EASAC Report Highlights Urgent Need to Phase Out Natural Gas and Transition to Renewables

A newly released report by the European Academies' Science Advisory Council (EASAC) titled "The Future of Gas" sounds the alarm on the environmental impact of natural gas and emphasizes the imperative to transition away from fossil fuels.

"The Future of Gas" report by the European Academies' Science Advisory Council (EASAC) has been published in May 2023. Contrary to popular belief, the report asserts that natural gas is not a cleaner alternative to coal or oil and fails to achieve significant reductions in greenhouse gas emissions. The report highlights the significant global warming potential of methane leakages and calls for a complete transition to renewable energy sources, alongside measures to address social injustices and explore viable alternatives to natural gas such as heat pumps and district heating.

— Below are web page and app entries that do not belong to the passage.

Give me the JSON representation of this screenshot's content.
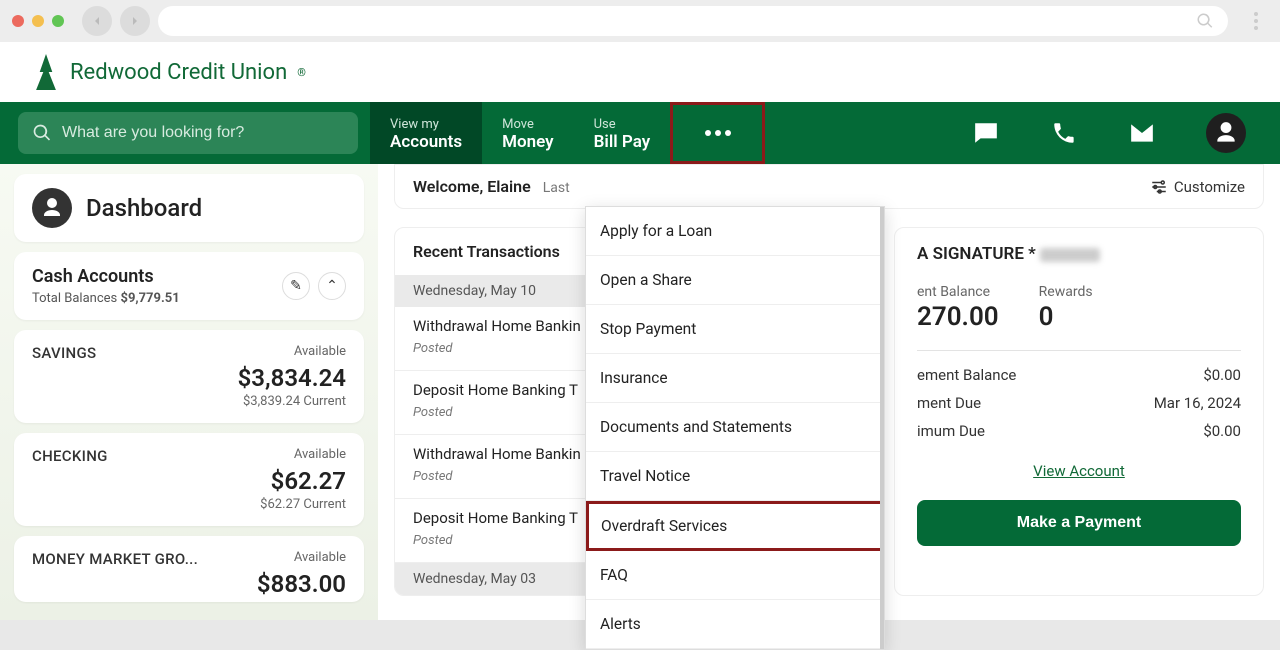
{
  "brand": {
    "name": "Redwood Credit Union"
  },
  "search": {
    "placeholder": "What are you looking for?"
  },
  "nav": {
    "tabs": [
      {
        "small": "View my",
        "big": "Accounts"
      },
      {
        "small": "Move",
        "big": "Money"
      },
      {
        "small": "Use",
        "big": "Bill Pay"
      }
    ]
  },
  "dashboard": {
    "title": "Dashboard"
  },
  "cash": {
    "title": "Cash Accounts",
    "subLabel": "Total Balances",
    "subValue": "$9,779.51"
  },
  "accounts": [
    {
      "name": "SAVINGS",
      "availLabel": "Available",
      "amount": "$3,834.24",
      "current": "$3,839.24 Current"
    },
    {
      "name": "CHECKING",
      "availLabel": "Available",
      "amount": "$62.27",
      "current": "$62.27 Current"
    },
    {
      "name": "MONEY MARKET GRO...",
      "availLabel": "Available",
      "amount": "$883.00",
      "current": ""
    }
  ],
  "welcome": {
    "greeting": "Welcome, Elaine",
    "lastLabel": "Last ",
    "customize": "Customize"
  },
  "recent": {
    "header": "Recent Transactions",
    "groups": [
      {
        "date": "Wednesday, May 10",
        "items": [
          {
            "title": "Withdrawal Home Bankin",
            "status": "Posted"
          },
          {
            "title": "Deposit Home Banking T",
            "status": "Posted"
          },
          {
            "title": "Withdrawal Home Bankin",
            "status": "Posted"
          },
          {
            "title": "Deposit Home Banking T",
            "status": "Posted"
          }
        ]
      },
      {
        "date": "Wednesday, May 03",
        "items": []
      }
    ]
  },
  "credit": {
    "namePrefix": "A SIGNATURE *",
    "balLabel": "ent Balance",
    "balValue": "270.00",
    "rewardsLabel": "Rewards",
    "rewardsValue": "0",
    "lines": [
      {
        "label": "ement Balance",
        "value": "$0.00"
      },
      {
        "label": "ment Due",
        "value": "Mar 16, 2024"
      },
      {
        "label": "imum Due",
        "value": "$0.00"
      }
    ],
    "viewLink": "View Account",
    "payButton": "Make a Payment"
  },
  "dropdown": [
    "Apply for a Loan",
    "Open a Share",
    "Stop Payment",
    "Insurance",
    "Documents and Statements",
    "Travel Notice",
    "Overdraft Services",
    "FAQ",
    "Alerts"
  ]
}
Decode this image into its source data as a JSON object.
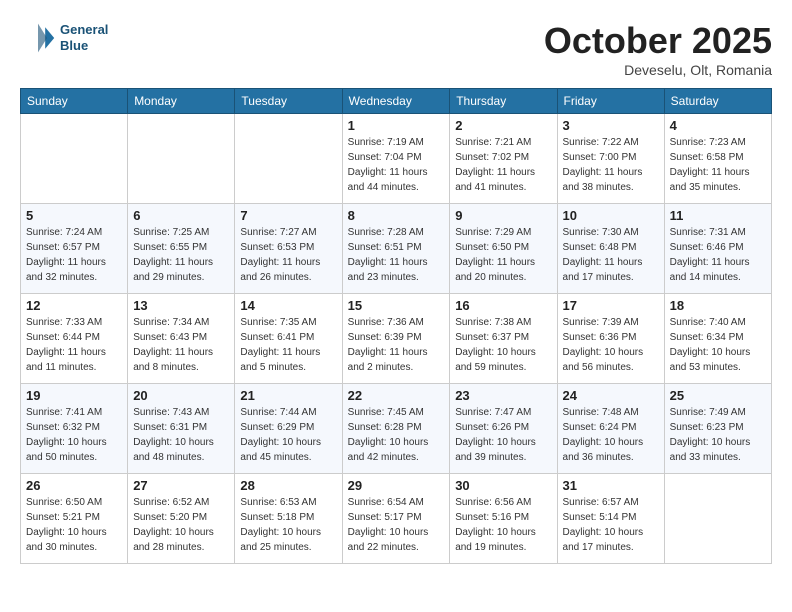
{
  "header": {
    "logo_line1": "General",
    "logo_line2": "Blue",
    "month": "October 2025",
    "location": "Deveselu, Olt, Romania"
  },
  "days_of_week": [
    "Sunday",
    "Monday",
    "Tuesday",
    "Wednesday",
    "Thursday",
    "Friday",
    "Saturday"
  ],
  "weeks": [
    [
      {
        "day": "",
        "sunrise": "",
        "sunset": "",
        "daylight": ""
      },
      {
        "day": "",
        "sunrise": "",
        "sunset": "",
        "daylight": ""
      },
      {
        "day": "",
        "sunrise": "",
        "sunset": "",
        "daylight": ""
      },
      {
        "day": "1",
        "sunrise": "Sunrise: 7:19 AM",
        "sunset": "Sunset: 7:04 PM",
        "daylight": "Daylight: 11 hours and 44 minutes."
      },
      {
        "day": "2",
        "sunrise": "Sunrise: 7:21 AM",
        "sunset": "Sunset: 7:02 PM",
        "daylight": "Daylight: 11 hours and 41 minutes."
      },
      {
        "day": "3",
        "sunrise": "Sunrise: 7:22 AM",
        "sunset": "Sunset: 7:00 PM",
        "daylight": "Daylight: 11 hours and 38 minutes."
      },
      {
        "day": "4",
        "sunrise": "Sunrise: 7:23 AM",
        "sunset": "Sunset: 6:58 PM",
        "daylight": "Daylight: 11 hours and 35 minutes."
      }
    ],
    [
      {
        "day": "5",
        "sunrise": "Sunrise: 7:24 AM",
        "sunset": "Sunset: 6:57 PM",
        "daylight": "Daylight: 11 hours and 32 minutes."
      },
      {
        "day": "6",
        "sunrise": "Sunrise: 7:25 AM",
        "sunset": "Sunset: 6:55 PM",
        "daylight": "Daylight: 11 hours and 29 minutes."
      },
      {
        "day": "7",
        "sunrise": "Sunrise: 7:27 AM",
        "sunset": "Sunset: 6:53 PM",
        "daylight": "Daylight: 11 hours and 26 minutes."
      },
      {
        "day": "8",
        "sunrise": "Sunrise: 7:28 AM",
        "sunset": "Sunset: 6:51 PM",
        "daylight": "Daylight: 11 hours and 23 minutes."
      },
      {
        "day": "9",
        "sunrise": "Sunrise: 7:29 AM",
        "sunset": "Sunset: 6:50 PM",
        "daylight": "Daylight: 11 hours and 20 minutes."
      },
      {
        "day": "10",
        "sunrise": "Sunrise: 7:30 AM",
        "sunset": "Sunset: 6:48 PM",
        "daylight": "Daylight: 11 hours and 17 minutes."
      },
      {
        "day": "11",
        "sunrise": "Sunrise: 7:31 AM",
        "sunset": "Sunset: 6:46 PM",
        "daylight": "Daylight: 11 hours and 14 minutes."
      }
    ],
    [
      {
        "day": "12",
        "sunrise": "Sunrise: 7:33 AM",
        "sunset": "Sunset: 6:44 PM",
        "daylight": "Daylight: 11 hours and 11 minutes."
      },
      {
        "day": "13",
        "sunrise": "Sunrise: 7:34 AM",
        "sunset": "Sunset: 6:43 PM",
        "daylight": "Daylight: 11 hours and 8 minutes."
      },
      {
        "day": "14",
        "sunrise": "Sunrise: 7:35 AM",
        "sunset": "Sunset: 6:41 PM",
        "daylight": "Daylight: 11 hours and 5 minutes."
      },
      {
        "day": "15",
        "sunrise": "Sunrise: 7:36 AM",
        "sunset": "Sunset: 6:39 PM",
        "daylight": "Daylight: 11 hours and 2 minutes."
      },
      {
        "day": "16",
        "sunrise": "Sunrise: 7:38 AM",
        "sunset": "Sunset: 6:37 PM",
        "daylight": "Daylight: 10 hours and 59 minutes."
      },
      {
        "day": "17",
        "sunrise": "Sunrise: 7:39 AM",
        "sunset": "Sunset: 6:36 PM",
        "daylight": "Daylight: 10 hours and 56 minutes."
      },
      {
        "day": "18",
        "sunrise": "Sunrise: 7:40 AM",
        "sunset": "Sunset: 6:34 PM",
        "daylight": "Daylight: 10 hours and 53 minutes."
      }
    ],
    [
      {
        "day": "19",
        "sunrise": "Sunrise: 7:41 AM",
        "sunset": "Sunset: 6:32 PM",
        "daylight": "Daylight: 10 hours and 50 minutes."
      },
      {
        "day": "20",
        "sunrise": "Sunrise: 7:43 AM",
        "sunset": "Sunset: 6:31 PM",
        "daylight": "Daylight: 10 hours and 48 minutes."
      },
      {
        "day": "21",
        "sunrise": "Sunrise: 7:44 AM",
        "sunset": "Sunset: 6:29 PM",
        "daylight": "Daylight: 10 hours and 45 minutes."
      },
      {
        "day": "22",
        "sunrise": "Sunrise: 7:45 AM",
        "sunset": "Sunset: 6:28 PM",
        "daylight": "Daylight: 10 hours and 42 minutes."
      },
      {
        "day": "23",
        "sunrise": "Sunrise: 7:47 AM",
        "sunset": "Sunset: 6:26 PM",
        "daylight": "Daylight: 10 hours and 39 minutes."
      },
      {
        "day": "24",
        "sunrise": "Sunrise: 7:48 AM",
        "sunset": "Sunset: 6:24 PM",
        "daylight": "Daylight: 10 hours and 36 minutes."
      },
      {
        "day": "25",
        "sunrise": "Sunrise: 7:49 AM",
        "sunset": "Sunset: 6:23 PM",
        "daylight": "Daylight: 10 hours and 33 minutes."
      }
    ],
    [
      {
        "day": "26",
        "sunrise": "Sunrise: 6:50 AM",
        "sunset": "Sunset: 5:21 PM",
        "daylight": "Daylight: 10 hours and 30 minutes."
      },
      {
        "day": "27",
        "sunrise": "Sunrise: 6:52 AM",
        "sunset": "Sunset: 5:20 PM",
        "daylight": "Daylight: 10 hours and 28 minutes."
      },
      {
        "day": "28",
        "sunrise": "Sunrise: 6:53 AM",
        "sunset": "Sunset: 5:18 PM",
        "daylight": "Daylight: 10 hours and 25 minutes."
      },
      {
        "day": "29",
        "sunrise": "Sunrise: 6:54 AM",
        "sunset": "Sunset: 5:17 PM",
        "daylight": "Daylight: 10 hours and 22 minutes."
      },
      {
        "day": "30",
        "sunrise": "Sunrise: 6:56 AM",
        "sunset": "Sunset: 5:16 PM",
        "daylight": "Daylight: 10 hours and 19 minutes."
      },
      {
        "day": "31",
        "sunrise": "Sunrise: 6:57 AM",
        "sunset": "Sunset: 5:14 PM",
        "daylight": "Daylight: 10 hours and 17 minutes."
      },
      {
        "day": "",
        "sunrise": "",
        "sunset": "",
        "daylight": ""
      }
    ]
  ]
}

One of the report's key findings is the alarming global warming potential of methane leakages throughout the natural gas supply chain. Methane, which has a significantly shorter atmospheric lifetime than carbon dioxide, possesses a global warming potential over 80 times higher over a 20-year period. This makes it a highly potent greenhouse gas that exacerbates climate change. As a result, the report emphasizes the urgent need to abandon all fossil fuels and calls for the banning of new natural gas boilers while advocating for a substantial increase in renewable electricity production.

European Member States have been seeking alternatives to Russian pipeline gas and have turned to liquid natural gas (LNG) from non-European sources. While recognizing the need for short-term measures, William Gillett, EASAC's Energy Programme Director, asserts that the long-term solution lies in a complete phasing out of gas and a significant ramping up of renewable energy sources. Gillett emphasizes that the climate crisis necessitates immediate and drastic action without compromise.

Natural Gas no more a transitional option

The report underscores the importance of replacing natural gas with renewables due to the urgent nature of climate change. With approximately 65 million natural gas boilers installed in the EU for heating buildings, heating represents the largest consumption of natural gas. Several Member States have already implemented measures to prohibit the installation of new gas boilers or to require high levels of renewables in buildings. The report recommends heat pumps and district heating as viable and environmentally friendly alternatives to gas boilers. It highlights the need for tailored solutions based on local factors such as building structures, climate conditions, and availability of renewable or waste heat sources. To effectively transition, cities must integrate these changes into urban planning and engage with heating system owners and users.

Furthermore, the report stresses the importance of addressing social injustices throughout the transition process. Recognizing that not everyone has the financial means or access to credit for purchasing new heating systems, the report calls for foresight, social sensitivity, and targeted support mechanisms to assist vulnerable groups and households. While gas distribution and supply companies advocate for hydrogen as a replacement for natural gas, the report questions the viability of this approach. It states that blending 10% hydrogen in natural gas only leads to a 1% reduction in CO2 emissions, making it an ineffective use of hydrogen's potential. Instead, the report predicts a growing demand for hydrogen in certain industries and heavy-duty transport.

For years, natural gas has been considered a transitional fuel on the path to achieving net-zero carbon emissions by 2050. However, "The Future of Gas" report debunks this notion, declaring that natural gas can no longer be viewed as a viable option. The report emphasizes the urgency of replacing all combustion-based electricity generation and heating with renewable sources like wind, solar, and hydro power.

The report also examines the possibilities of carbon capture and storage (CCS) and nuclear power. However, it concludes that neither technology can be deployed quickly enough to address the climate crisis effectively. Additionally, nuclear power plants face vulnerabilities from climate change impacts, such as water scarcity for cooling purposes. In summary, "The Future of Gas" report underscores the critical need to phase out natural gas and transition to renewable energy sources. It calls for immediate action to mitigate climate change and highlights the importance of tailored solutions, social considerations, and support mechanisms throughout the transition process.

Read and download the report here.

Watch the video recording of the EASAC report launch below or here.